The Transplanting Traditions Youth Program has been built from the ground up by the youth involved. This year ten refugee youth advocated for TTCF and the refugee community through cultural story telling with audio and visual documentaries, weekly Asian vegetable cooking demonstrations at the Carrboro Farmers’ Market and by organizing a national youth food justice conference here in N.C.! Read about it here: Young Food Justice Leaders Speak Out, Civil Eats
Learn more about what we do below and listen to the documentary podcast we produced with Southern Foodways Alliance!
Help us grow this incredible program by donating towards our $10,000 goal. This funding supports all program supply costs, guest teachers and provides stipends so that youth are compensated for the 75 hours they each contribute towards meeting program goals.
In the summer of 2017, we hired Ree Ree Wei as our Youth Program Assistant. As a former youth program member, she expertly planned and implemented summer 2017 youth programming. Read about the youth program in her words:
“The youth who are participating in TTCF youth program are refugees from Thai refugee camp and their parents are from Burma. As the first generation arriving in the US at a young age, these young activists found TTCF as a bridge to share their cultural background and stories about their ethnicity.
However, what is it that they need to do and have in order to tell their story? Well, this is where TTCF comes in to help. The youth program started in 2013 without a centralized goal, but with an idea to teach the community about culture through traditional food. As more resources arrived at the doorstep and community connections made, the program grew. The youth began to attend conferences focused on race equity and social, food and climate justice with Food Youth Initiative state network and connect with national food justice networks like Rooted in Community .
The TTCF Youth program is now strategically important for the growth of the farm in the context of community building. The roles and activities the youth participated in shows characteristics of future leaders through their:
- Public speaking
- Community Organizing
- Ability to organize for events and workshops
- Ability to teach others how to cook and how to tell their story
- Ready to serve
In other words, now TTCF cannot exist without the youth leadership. Help us grow this incredible program!

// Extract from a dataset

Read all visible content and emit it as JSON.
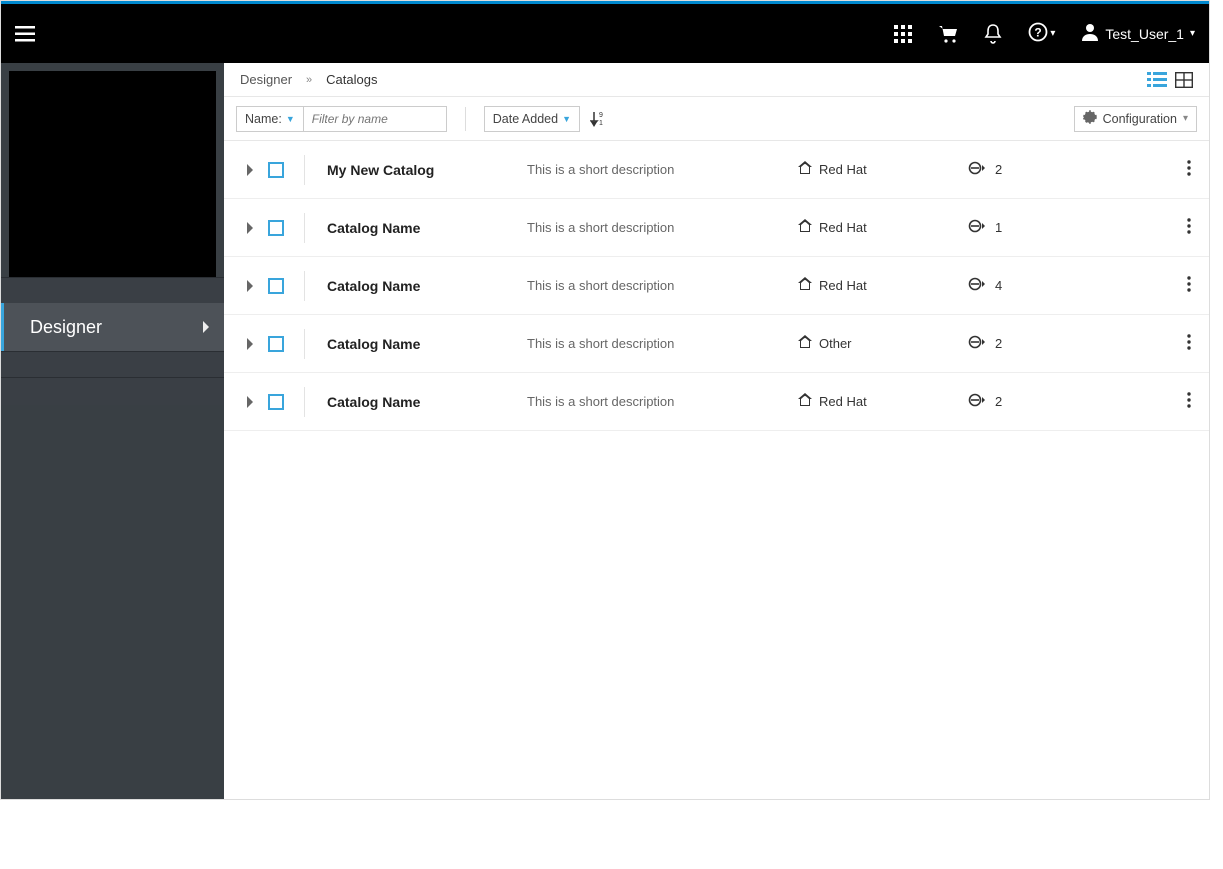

*Donations will appear as a donation to the Orange County Partnership for Young Children. 100% of this donation will go directly to Transplanting Traditions,